“The findings from our latest Business Barometer show that companies are turning a corner in their hiring and investment plans amidst renewed confidence in the health of consumers and an improved outlook for industrialized economies such as the U.S. and Europe.” –Michael Griffin, executive director-global research for the finance, strategy and legal practice at the Corporate Executive Board
Though the specter of $5 diesel is again raising its ugly head as oil prices head above $100 a barrel, overall business confidence seems to keep building in the ongoing global economic recovery. That confidence, I think, will be critical in the days ahead as hysteria over oil continues to build.
I say “hysteria” because the Saudi Arabian oil ministry has already told the Organization of Petroleum Exporting Countries [OPEC] that it’ll step in to replace any petroleum production lost to the civil unrest that continues to spread across Libya.
Though Libya is the 12th largest oil exporting country in the world, it only exported some 1.49 million barrels per day (b/d) in January, with Europe receiving more than 85%t of Libya’s crude exports, while about 13% heads east of the Suez Canal, according to data tracked by the International Energy Agency (IEA).
The long and short of all that is quite simple: if Libya’s oil production exits the global crude market completely, there’s already capacity in line to replace it. That factoid alone has helped lower the price of Brent oil futures back down today, from north of $119 to $114. Hopefully, that will calm crude oil markets and allow the struggle within Libya to oust that nation’s dictator of over 40 years, Col. Moammar Gadhafi to reach a conclusion without negative international interference.
So, OK, back to business confidence, for this is what will sustain not only an economic recovery but bolster freight volumes as well.
According to the Corporate Executive Board’s (CEB) quarterly Business Barometer survey, the collective optimism of over 430 senior executives across 33 different industries boosted the group’s its “confidence sentiment” index by 1.5 to 50.6 in the first quarter this year compared to 48.9 in the fourth quarter of 2010 – marking the second consecutive quarter of executives' improved economic outlook.
Notably, CEB said 82% of senior executives expect their firms' revenues to increase, up from 76% in the fourth quarter, with 50% expecting meaningful growth of 5% or more. Additionally, 69% of senior executives expect their industries' revenues to grow in the next 12 months, compared to 62% in the fourth quarter last year.
One of the most significant improvements regarded senior executive sentiment concerning consumer confidence, with 56% expecting consumer confidence to improve, compared to just 39% and 38% in the fourth and third quarters, respectively, last year. Growth prospects in the U.S. and European Union also improved dramatically, with 50% of executives now seeing stronger economic growth in these industrialized economies, compared to 32% in the last two quarters of 2010.
Of course, there are worries, too. Despite the improved growth outlook, the CEB’s survey indicated that companies continue to face a challenging cost environment:

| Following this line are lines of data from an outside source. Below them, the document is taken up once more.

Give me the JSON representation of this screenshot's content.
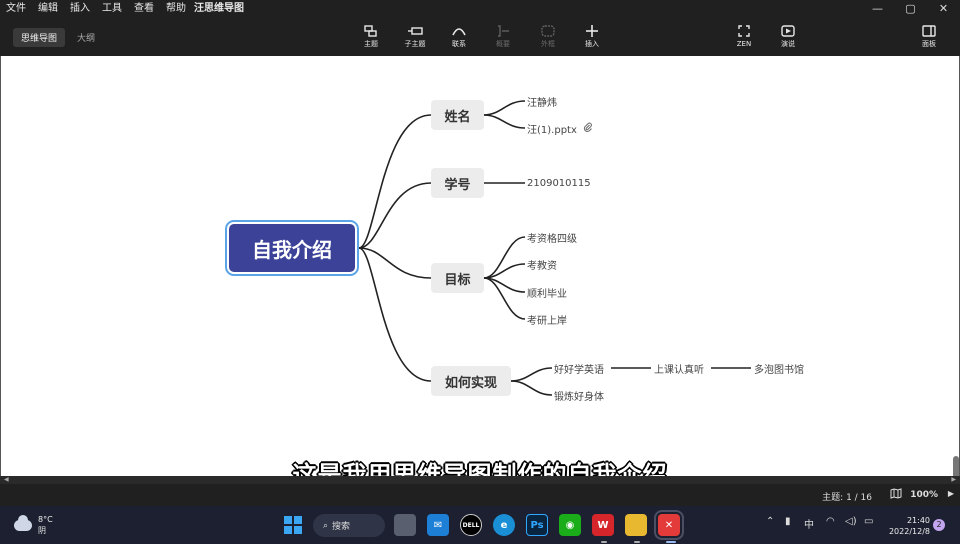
{
  "menu": {
    "items": [
      "文件",
      "编辑",
      "插入",
      "工具",
      "查看",
      "帮助"
    ],
    "app_title": "汪思维导图"
  },
  "window_controls": {
    "minimize": "—",
    "maximize": "▢",
    "close": "✕"
  },
  "toolbar": {
    "view_tabs": [
      "思维导图",
      "大纲"
    ],
    "buttons": [
      {
        "label": "主题",
        "icon": "topic-icon",
        "disabled": false
      },
      {
        "label": "子主题",
        "icon": "subtopic-icon",
        "disabled": false
      },
      {
        "label": "联系",
        "icon": "relationship-icon",
        "disabled": false
      },
      {
        "label": "概要",
        "icon": "summary-icon",
        "disabled": true
      },
      {
        "label": "外框",
        "icon": "boundary-icon",
        "disabled": true
      },
      {
        "label": "插入",
        "icon": "plus-icon",
        "disabled": false
      },
      {
        "label": "ZEN",
        "icon": "zen-icon",
        "disabled": false
      },
      {
        "label": "演说",
        "icon": "pitch-icon",
        "disabled": false
      },
      {
        "label": "面板",
        "icon": "panel-icon",
        "disabled": false
      }
    ]
  },
  "mindmap": {
    "root": "自我介绍",
    "topics": [
      {
        "label": "姓名",
        "children": [
          "汪静炜",
          "汪(1).pptx"
        ]
      },
      {
        "label": "学号",
        "children": [
          "2109010115"
        ]
      },
      {
        "label": "目标",
        "children": [
          "考资格四级",
          "考教资",
          "顺利毕业",
          "考研上岸"
        ]
      },
      {
        "label": "如何实现",
        "children": [
          "好好学英语",
          "锻炼好身体"
        ],
        "chain": [
          "上课认真听",
          "多泡图书馆"
        ]
      }
    ],
    "attachment_icon": "paperclip-icon"
  },
  "subtitle": "这是我用思维导图制作的自我介绍",
  "status": {
    "topic_count": "主题: 1 / 16",
    "zoom": "100%"
  },
  "taskbar": {
    "weather_temp": "8°C",
    "weather_desc": "阴",
    "search_label": "搜索",
    "apps": [
      "start-icon",
      "task-view-icon",
      "mail-icon",
      "dell-icon",
      "edge-icon",
      "photoshop-icon",
      "wechat-icon",
      "wps-icon",
      "folder-icon",
      "xmind-icon"
    ],
    "ime": "中",
    "time": "21:40",
    "date": "2022/12/8",
    "notification_count": "2"
  }
}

• About 84% of senior executives surveyed expect higher costs of core inputs in the next 12 months, compared to 74% in the fourth quarter last year – the highest reading since the start of the index.
• Almost 98% of senior executives surveyed expect the cost of energy and non-energy related commodities to either remain at current levels or grow even higher.
• In the next twelve months, 48% of executives surveyed expect to operate in a higher interest rate environment.
• Finally, 78% of senior executives expect higher labor costs.
Now, of course, this is small sample – we’re talking just over 430 executives here. But still, these are the kinds of folks that don’t believe in mere hope as a business survival strategy. They’re looking at all sorts of data collected inside and outside their companies so they can prepare for future, be it good or bad.
And right now, things seem good – or at the very least better than they’ve been. Indeed, the increase in monthly truckload freight tonnage tracked by the American Trucking Associations – up 2.5% in December and up another 3.8% in January – serves as another indication that things are going well.
Now, could all of this come off the rails if oil stays above $100 per barrel? Yeah, I think so. But as we’ve seen with Saudi Arabia stepping into the crude production gap created by the ongoing revolution Libya, that’s a catastrophic economic scenario that may just get nipped in the bud.